Singapore is ideally placed to engage with SE Asia. This allows for ready travel and collegial support for educators. We are an inaugural member of FOBISIA, an association of British International Schools in SE Asia and through this and similar initiatives we contribute to a strong network of schools in this part of the world.
How do you make the most of everything Singapore has to offer?
Singapore is a treat for the senses, with so many attractions on offer for all ages. Upon arriving here from Europe, the dazzling colour of the tropical flora and fauna is usually the first thing people notice. It is woven through the cityscape, while protected National Parks and Nature Reserves provide pockets of spectacular rainforest habitat to be enjoyed.
Singapore’s foodie culture includes a sophisticated dining scene and authentic gastronomic and cultural hubs at Arab Street, Little India, Kampong Glam and Chinatown. The Esplanade, Victoria Theatre, numerous public libraries, the National Gallery and Museum – as well as the integration of public art in civic spaces – are testament to a sophisticated city of culture.
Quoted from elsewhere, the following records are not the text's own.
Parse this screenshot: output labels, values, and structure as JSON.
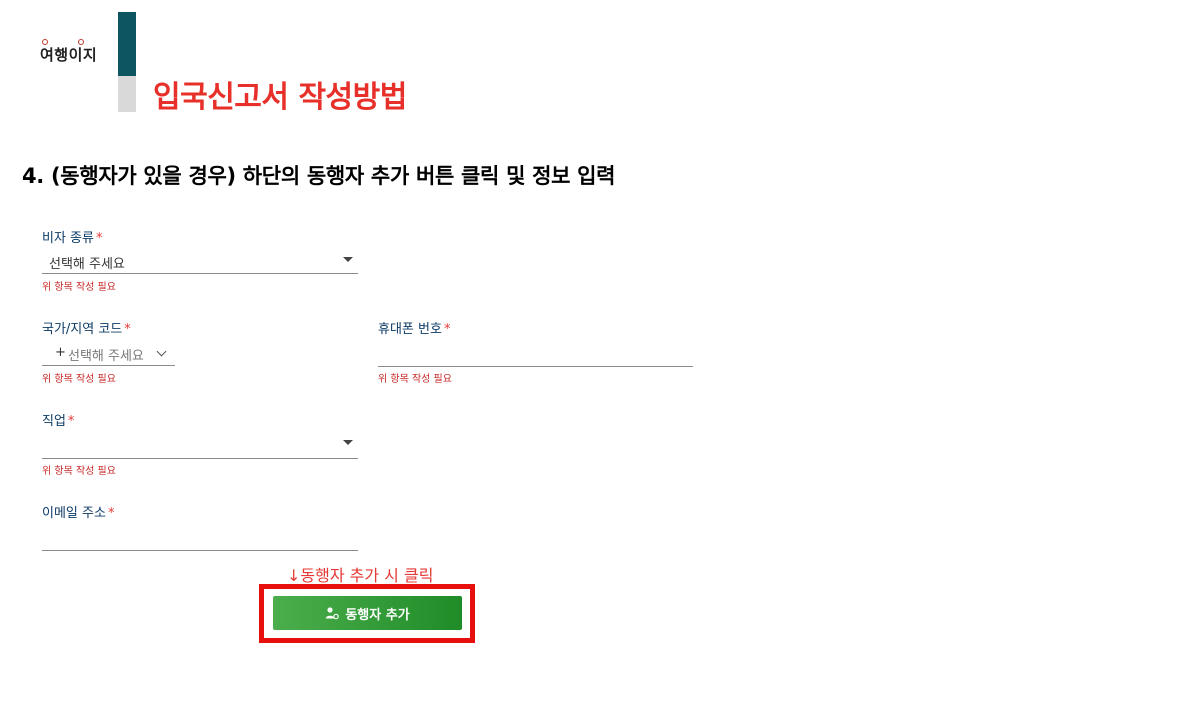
{
  "header": {
    "logo_text": "여행이지",
    "title": "입국신고서 작성방법"
  },
  "step": {
    "heading": "4. (동행자가 있을 경우) 하단의 동행자 추가 버튼 클릭 및 정보 입력"
  },
  "form": {
    "required_mark": "*",
    "visa_type": {
      "label": "비자 종류",
      "value": "선택해 주세요",
      "error": "위 항목 작성 필요"
    },
    "country_code": {
      "label": "국가/지역 코드",
      "plus": "+",
      "placeholder": "선택해 주세요",
      "error": "위 항목 작성 필요"
    },
    "phone": {
      "label": "휴대폰 번호",
      "value": "",
      "error": "위 항목 작성 필요"
    },
    "job": {
      "label": "직업",
      "value": "",
      "error": "위 항목 작성 필요"
    },
    "email": {
      "label": "이메일 주소",
      "value": ""
    }
  },
  "annotation": {
    "hint": "↓동행자 추가 시 클릭",
    "highlight_color": "#e8100d"
  },
  "add_companion_button": {
    "label": "동행자 추가",
    "icon": "person-add-icon"
  }
}
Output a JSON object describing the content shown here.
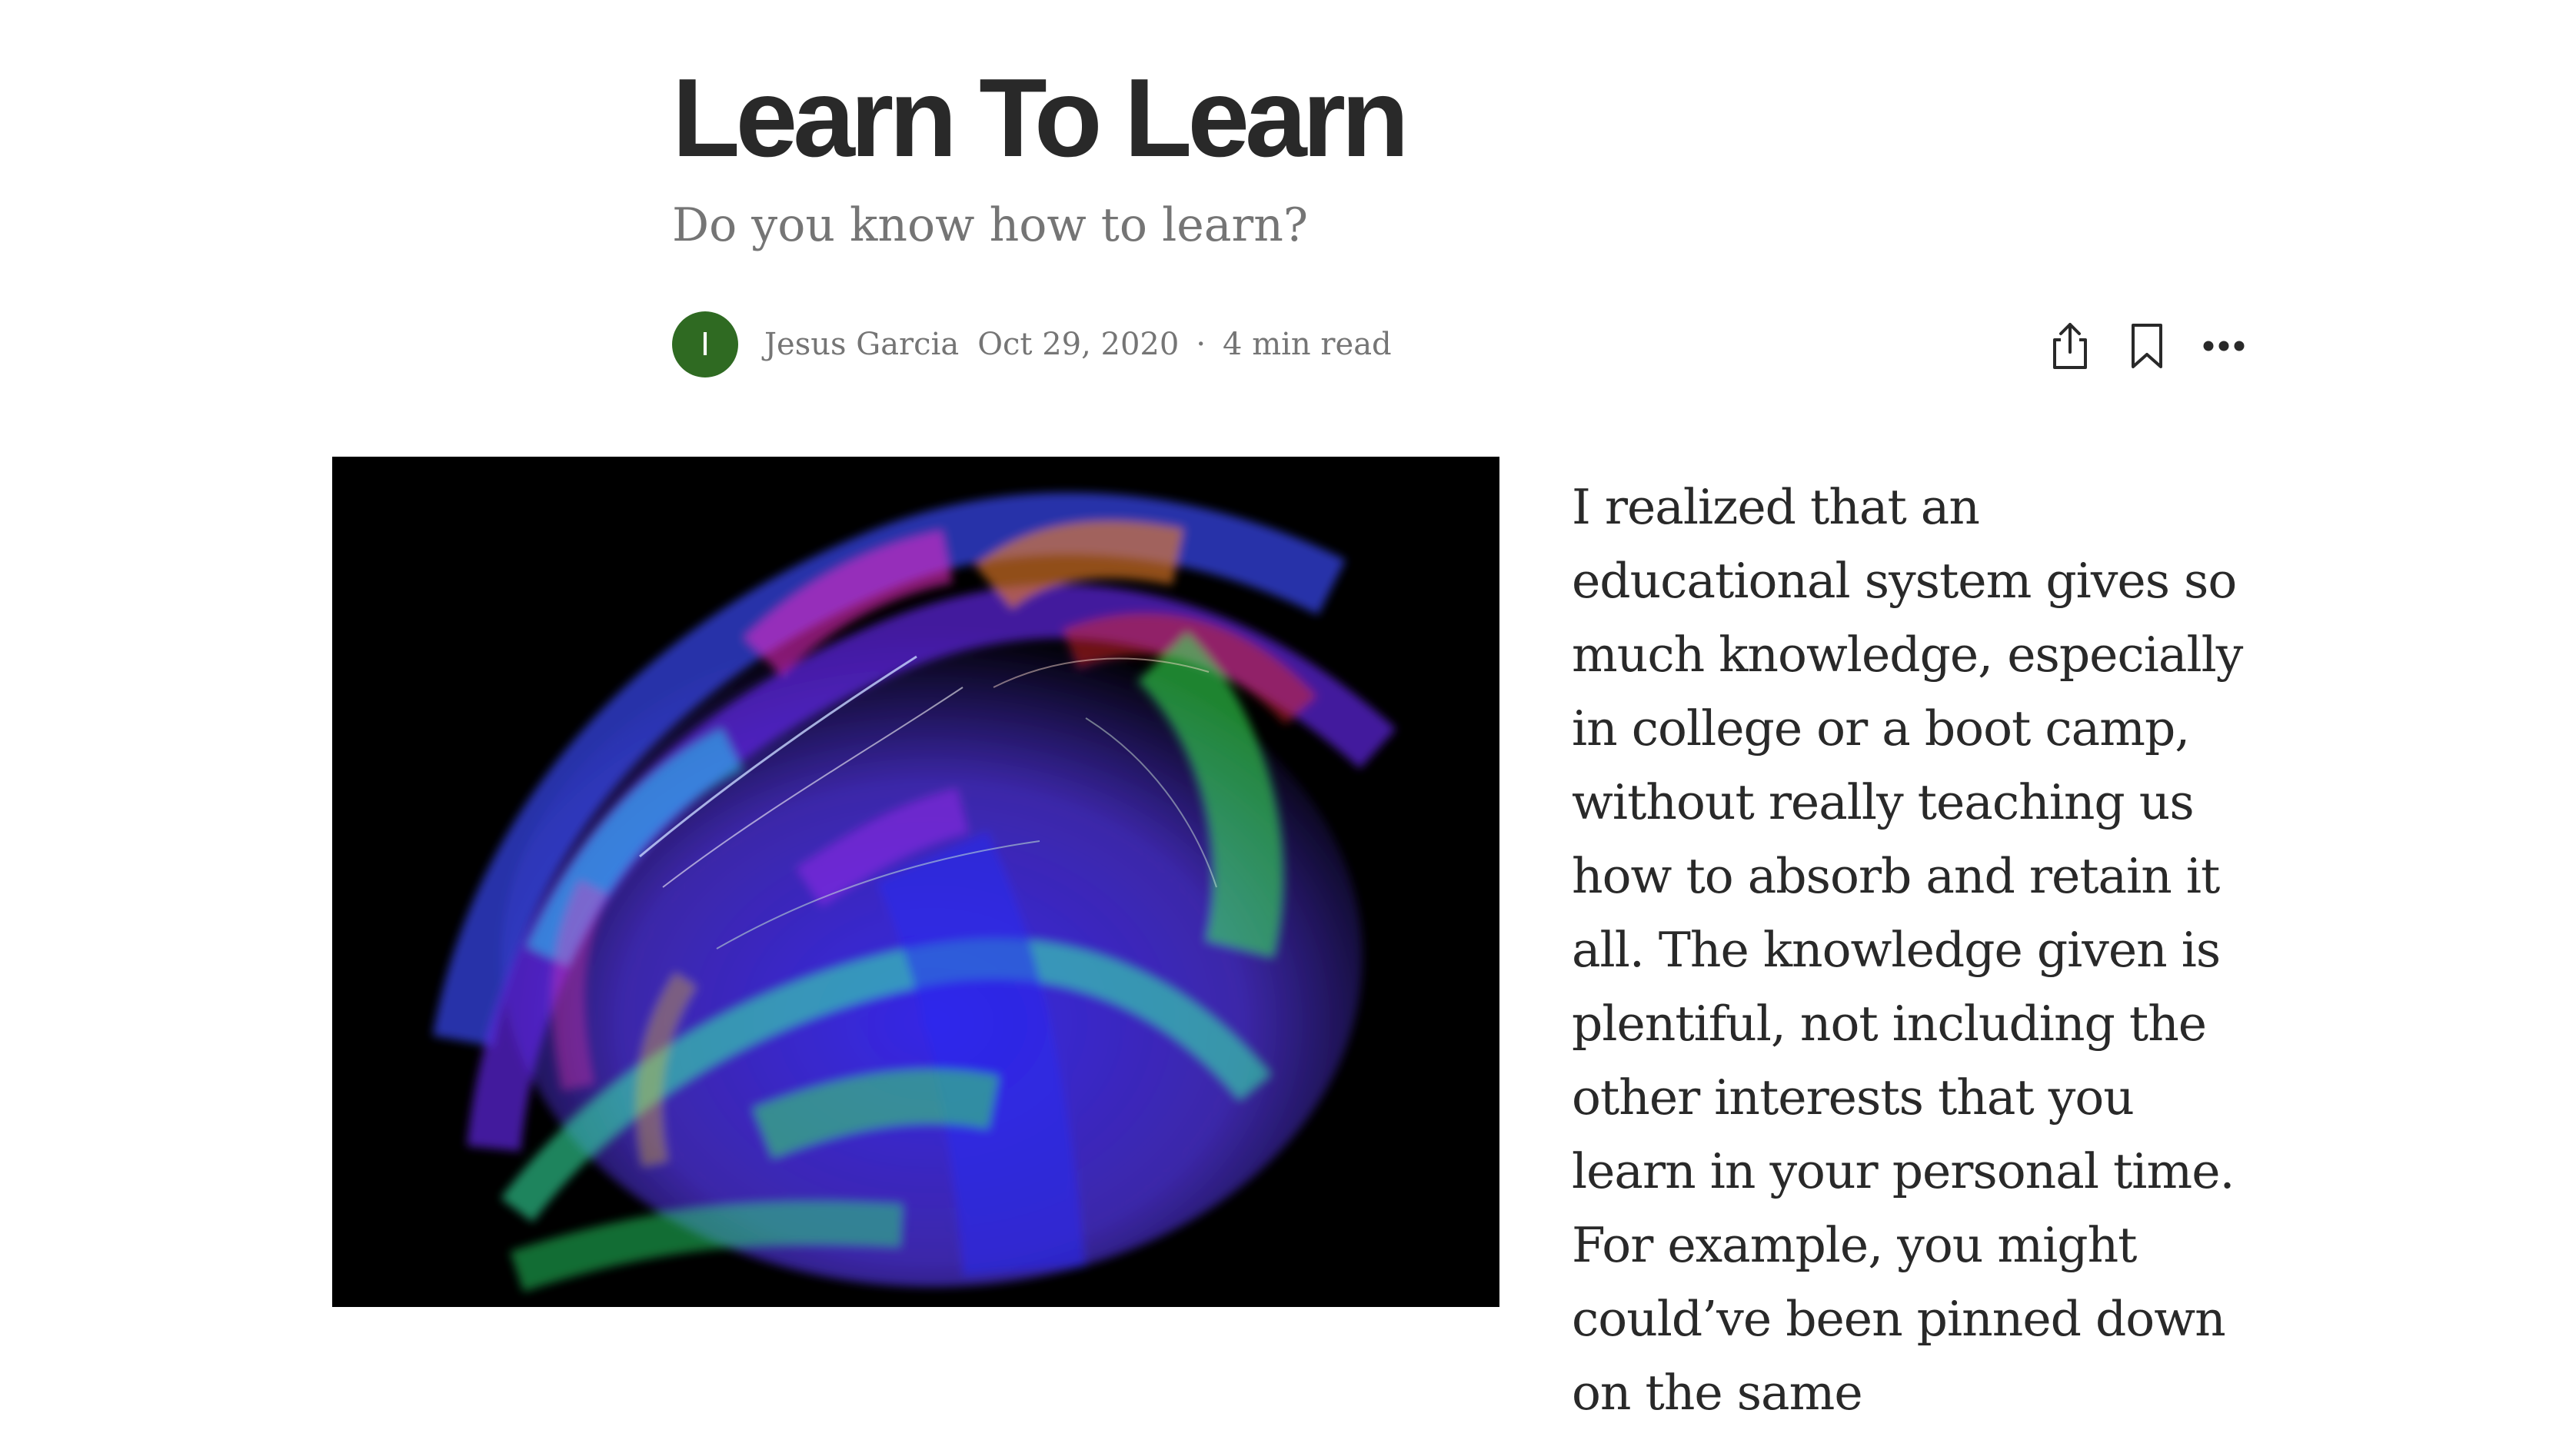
{
  "article": {
    "title": "Learn To Learn",
    "subtitle": "Do you know how to learn?",
    "author": {
      "initial": "I",
      "name": "Jesus Garcia",
      "avatar_color": "#2f6a22"
    },
    "date": "Oct 29, 2020",
    "separator": "·",
    "read_time": "4 min read",
    "actions": [
      {
        "icon": "share-icon"
      },
      {
        "icon": "bookmark-icon"
      },
      {
        "icon": "more-icon"
      }
    ],
    "hero_image": {
      "description_icon": "brain-fiber-tract-image",
      "background": "#000000"
    },
    "body": "I realized that an educational system gives so much knowledge, especially in college or a boot camp, without really teaching us how to absorb and retain it all. The knowledge given is plentiful, not including the other interests that you learn in your personal time. For example, you might could’ve been pinned down on the same"
  },
  "colors": {
    "text": "#292929",
    "muted": "#757575",
    "background": "#ffffff"
  }
}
From the heritage shophouses of Chinatown and Katong to the futuristic ArtScience Museum and Super Trees at Gardens by the Bay, Singapore’s built environment is a rich mix of history and futurism.
As the island is only 50km wide, you can easily get from one end to the other in an hour or so, which makes everything so accessible.
How do you help international students settle in when they first arrive?
Many expatriate families come to Singapore for work opportunities or as Singaporeans returning from expatriate life abroad. We are mindful of the challenges associated with any new environment. Our age-appropriate pastoral processes help settle new students into the school and existing students into new year groups. Pastoral themes lead the curriculum in the first week of each academic year and children take part in bonding activities such as Character Strengths Day. The student population at Tanglin has been more stable in recent times. We are subject to the employment of families and Singapore is a desirable place given its order and strength as a financial and service provider hub.
What are the main trends in education that you are seeing at the moment?
Technology is omni-present, and we will, off the back of COVID-19, see the development of better resources and teaching in the virtual world of education. But the in-person heart of schooling – pastoral care, social interaction, community events and bonds – remains a very powerful reason, beyond the pandemic, to keep the doors of physical campuses open.
What are the main challenges for education as a whole in the future?
The challenges for education continue to be the disparity between public education around the world.
How are you equipping your students for future success?
We recognise the importance of supporting children in their growth towards becoming independent, confident and globally aware citizens with well-rounded social and emotional skills. Alongside the ongoing pastoral care from class teachers, a bespoke age-appropriate pastoral curriculum is delivered from 3-18. Lifeskills is rooted in a positive education premise, and addresses positive relationships, emotions, health, engagement, accomplishment and purpose. In Years 12 and 13, Lifeskills is taught by the form tutor and has an emphasis on careers education, including procedures for university applications, and practical Lifeskills to equip our students with the skills and knowledge they need when they leave Tanglin and head into the wider world.
About Tanglin Trust School
Founded in 1925, Tanglin Trust School has over 90 years experience delivering British-based education in Singapore. We strive to make every individual feel valued and happy. Working together in a safe, caring yet stimulating environment, we set high expectations whilst offering strong support, resulting in a community of lifelong learners who can contribute with confidence to our world.